I was diagnosed with scoliosis (curvature of the spine) when I was 12 years old. After what felt like a sprint of hospital appointments and tests that are now all blurred into one, I had undergone spinal fusion surgery in order to correct the shape of my spine. I had always been a straight thinking and optimistic person, but in the chaos of my operation I felt as though I lost all my concepts of how I felt about my body, and these were instead replaced with a singular feeling of sullen resentment towards the scar upon me. I could sense it constantly. It acted as a mean looking frown whenever I glared at it in the mirror. It bitterly annoyed me, despite how many times I was reassured that it was “fine, it’s so neat!” – ‘neat’ being a word that I wasn’t too sure about.
Because unlike the mild scratches, marks and spots that I had always bore, this scar acted as a reminder of a time where I was at my most vulnerable, and when I had acquired a rather brutal new perspective on my physical appearance. Ultimately, the scar was not just physical; it was psychological too. It was like a pathway from my body to my mind, a route of self-conscious anxiety that thrust to the front of my life a constant awareness of how I looked to the outside world. Was somebody staring at the red line on my back? What were they thinking? It is human nature to be aware of yourself in social situations, but when it was preventing me from relaxing amongst friends, my self-consciousness about my scar grew into a festering ball of stress that I knew I had to confront.
What I realized in a cliché light bulb moment when looking in the mirror one day, was that it was not the physical mark that I was so saddened by. It was the event that it symbolised – the one where I was vulnerable, scared and confused. And so, I resolved to confront the issue of my operation with the force at which it had hit me back in 2015. I began discussing the experience with the people who I trusted, enclosing all of the negative emotions tied to it, and the difficult memories I had previously repressed. I would write down new, hopeful ways of thinking about the event and I would repeatedly tell myself that it was not a negative thing about me. The sense of relief and peace that eventually came from sharing and exploring my experience is best likened to a gushing flow of water being released when a bolder has been removed from it’s path. Learning to live with scars that we have is a journey, an emotional and thoughtful one that many of us have to embark upon in our lives. Of course, not everyone will struggle to live with his or hers scar. But I feel that in this often scrutinizing society, it is becoming harder for many people, such as myself, to not feel self-conscious about the marks that make them unique.
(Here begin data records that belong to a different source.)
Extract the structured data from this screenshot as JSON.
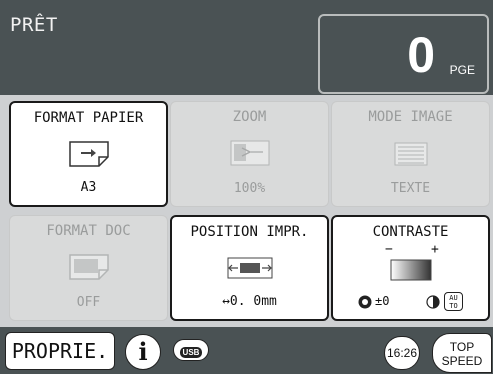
{
  "header": {
    "status": "PRÊT",
    "counter_value": "0",
    "counter_unit": "PGE"
  },
  "tiles": [
    {
      "title": "FORMAT PAPIER",
      "value": "A3",
      "state": "active",
      "icon": "paper-size-icon"
    },
    {
      "title": "ZOOM",
      "value": "100%",
      "state": "dim",
      "icon": "zoom-icon"
    },
    {
      "title": "MODE IMAGE",
      "value": "TEXTE",
      "state": "dim",
      "icon": "text-mode-icon"
    },
    {
      "title": "FORMAT DOC",
      "value": "OFF",
      "state": "dim",
      "icon": "doc-size-icon"
    },
    {
      "title": "POSITION IMPR.",
      "value": "↔0. 0mm",
      "state": "active",
      "icon": "print-position-icon"
    },
    {
      "title": "CONTRASTE",
      "state": "active",
      "icon": "contrast-gradient-icon",
      "minus": "−",
      "plus": "+",
      "density": "±0",
      "auto_label": "AU\nTO"
    }
  ],
  "bottom": {
    "properties_label": "PROPRIE.",
    "info_label": "i",
    "usb_label": "USB",
    "clock": "16:26",
    "top_speed": [
      "TOP",
      "SPEED"
    ]
  },
  "colors": {
    "background": "#4a5254",
    "panel": "#ced0d2",
    "tile_active": "#ffffff",
    "tile_dim": "#d9dada"
  }
}
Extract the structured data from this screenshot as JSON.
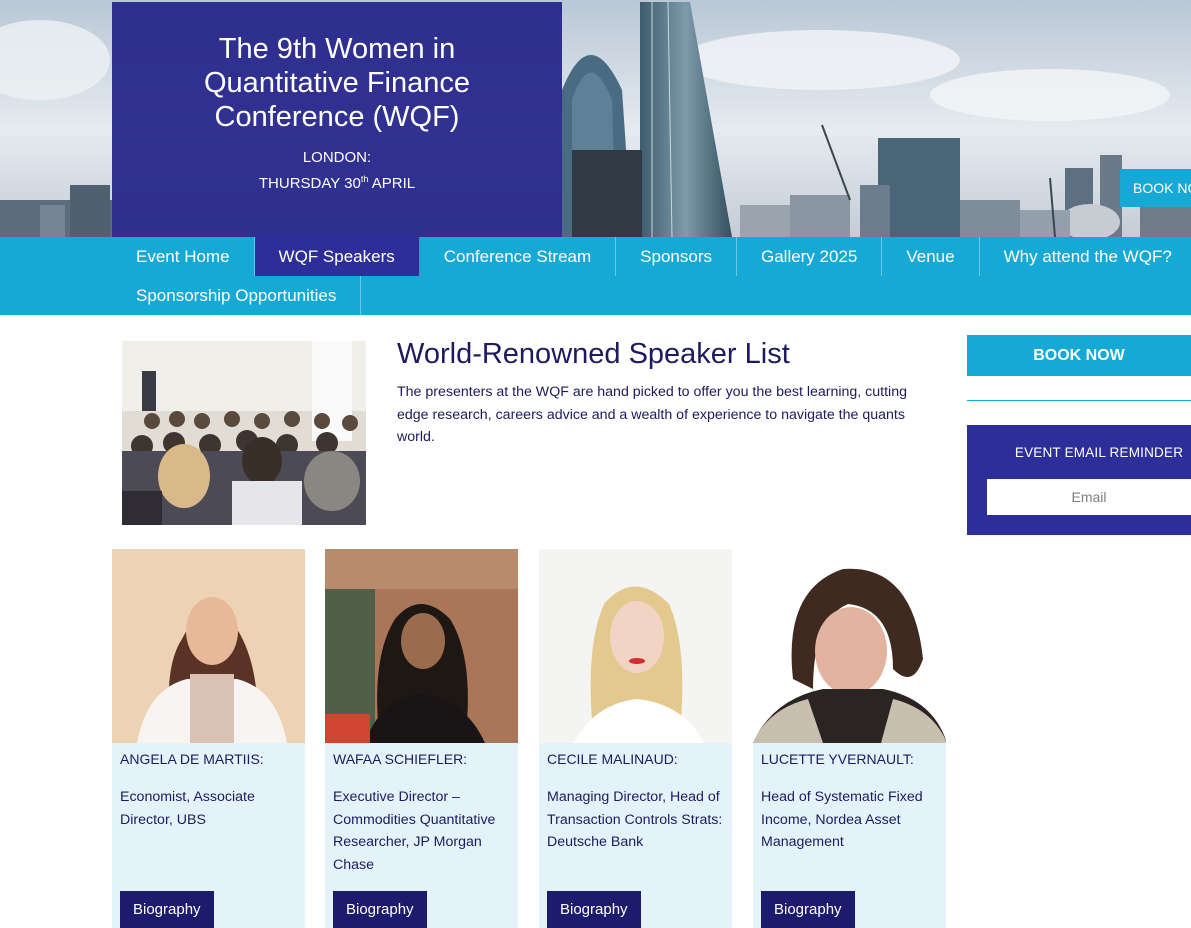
{
  "hero": {
    "title": "The 9th Women in Quantitative Finance Conference (WQF)",
    "city": "LONDON:",
    "date_prefix": "THURSDAY 30",
    "date_sup": "th",
    "date_suffix": " APRIL",
    "book_label": "BOOK NOW"
  },
  "nav": {
    "items": [
      {
        "label": "Event Home",
        "active": false
      },
      {
        "label": "WQF Speakers",
        "active": true
      },
      {
        "label": "Conference Stream",
        "active": false
      },
      {
        "label": "Sponsors",
        "active": false
      },
      {
        "label": "Gallery 2025",
        "active": false
      },
      {
        "label": "Venue",
        "active": false
      },
      {
        "label": "Why attend the WQF?",
        "active": false
      },
      {
        "label": "Sponsorship Opportunities",
        "active": false
      }
    ]
  },
  "intro": {
    "title": "World-Renowned Speaker List",
    "text": "The presenters at the WQF are hand picked to offer you the best learning, cutting edge research, careers advice and a wealth of experience to navigate the quants world."
  },
  "sidebar": {
    "book_label": "BOOK NOW",
    "reminder_title": "EVENT EMAIL REMINDER",
    "email_placeholder": "Email"
  },
  "speakers": [
    {
      "name": "ANGELA DE MARTIIS:",
      "role": "Economist, Associate Director, UBS",
      "button": "Biography"
    },
    {
      "name": "WAFAA SCHIEFLER:",
      "role": "Executive Director – Commodities Quantitative Researcher, JP Morgan Chase",
      "button": "Biography"
    },
    {
      "name": "CECILE MALINAUD:",
      "role": "Managing Director, Head of Transaction Controls Strats: Deutsche Bank",
      "button": "Biography"
    },
    {
      "name": "LUCETTE YVERNAULT:",
      "role": "Head of Systematic Fixed Income, Nordea Asset Management",
      "button": "Biography"
    }
  ],
  "colors": {
    "navy": "#24228a",
    "cyan": "#16a9d6",
    "text": "#1d1b5e",
    "card_bg": "#e4f3f9"
  }
}
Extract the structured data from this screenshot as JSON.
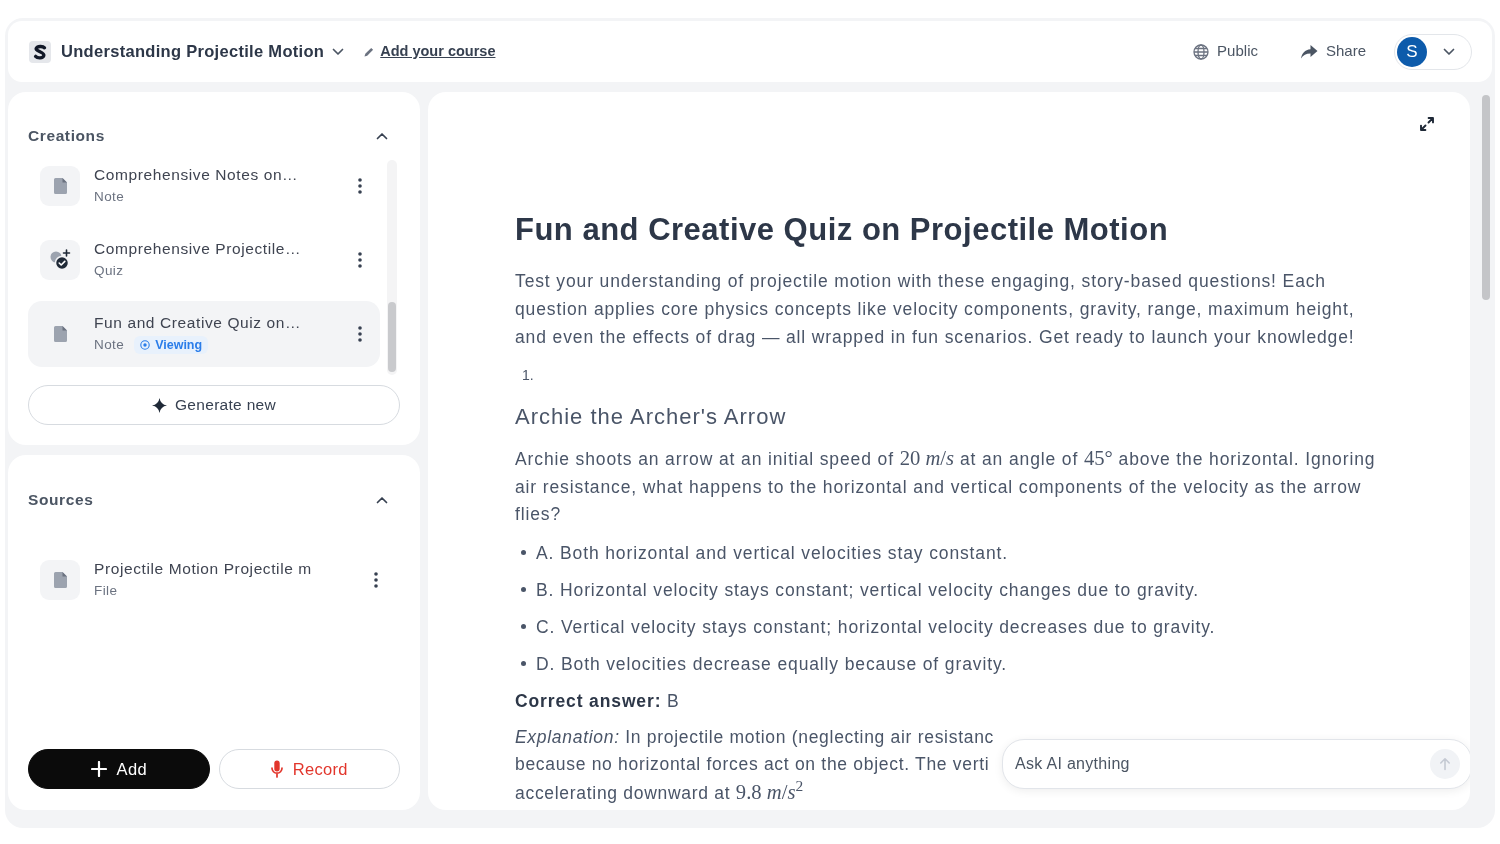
{
  "header": {
    "course_title": "Understanding Projectile Motion",
    "add_course_link": "Add your course",
    "actions": [
      {
        "kind": "visibility",
        "label": "Public"
      },
      {
        "kind": "share",
        "label": "Share"
      }
    ],
    "account": {
      "initial": "S"
    }
  },
  "creations": {
    "title": "Creations",
    "expanded": true,
    "items": [
      {
        "kind": "note",
        "title": "Comprehensive Notes on…",
        "type": "Note",
        "selected": false
      },
      {
        "kind": "quiz",
        "title": "Comprehensive Projectile…",
        "type": "Quiz",
        "selected": false
      },
      {
        "kind": "note",
        "title": "Fun and Creative Quiz on…",
        "type": "Note",
        "selected": true,
        "badge": "Viewing"
      }
    ],
    "generate_button": "Generate new"
  },
  "sources": {
    "title": "Sources",
    "expanded": true,
    "items": [
      {
        "kind": "file",
        "title": "Projectile Motion Projectile m",
        "type": "File",
        "selected": false
      }
    ]
  },
  "source_buttons": [
    {
      "kind": "add",
      "label": "Add"
    },
    {
      "kind": "record",
      "label": "Record"
    }
  ],
  "document": {
    "title": "Fun and Creative Quiz on Projectile Motion",
    "intro": "Test your understanding of projectile motion with these engaging, story-based questions! Each question applies core physics concepts like velocity components, gravity, range, maximum height, and even the effects of drag — all wrapped in fun scenarios. Get ready to launch your knowledge!",
    "questions": [
      {
        "number": "1.",
        "heading": "Archie the Archer's Arrow",
        "prompt": [
          {
            "kind": "text",
            "text": "Archie shoots an arrow at an initial speed of "
          },
          {
            "kind": "math",
            "text": "20 *m*/*s*"
          },
          {
            "kind": "text",
            "text": " at an angle of "
          },
          {
            "kind": "math",
            "text": "45°"
          },
          {
            "kind": "text",
            "text": " above the horizontal. Ignoring air resistance, what happens to the horizontal and vertical components of the velocity as the arrow flies?"
          }
        ],
        "options": [
          "A. Both horizontal and vertical velocities stay constant.",
          "B. Horizontal velocity stays constant; vertical velocity changes due to gravity.",
          "C. Vertical velocity stays constant; horizontal velocity decreases due to gravity.",
          "D. Both velocities decrease equally because of gravity."
        ],
        "answer": "**Correct answer:** B",
        "explanation_lines": [
          [
            {
              "kind": "text",
              "text": "*Explanation:* In projectile motion (neglecting air resistanc"
            }
          ],
          [
            {
              "kind": "text",
              "text": "because no horizontal forces act on the object. The verti"
            }
          ],
          [
            {
              "kind": "text",
              "text": "accelerating downward at "
            },
            {
              "kind": "math",
              "text": "9.8 *m*/*s*$^{2}$"
            }
          ]
        ]
      }
    ]
  },
  "ask_ai": {
    "placeholder": "Ask AI anything",
    "send_disabled": true
  }
}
As of today, I am proud to say that I love my scar. It is not a source of sadness, but one of strength. I have chosen for it to symbolise a time that I underwent a major physical change that empowered me, along with a positive mental alteration that now allows me to view in a sensitive way other people with their own unique physical characteristics. Learning to live with the experience that shaped the person who I am today has contributed to a greater sense of self-love that I can only hope we all get to have in our daily life.
Thank you for reading,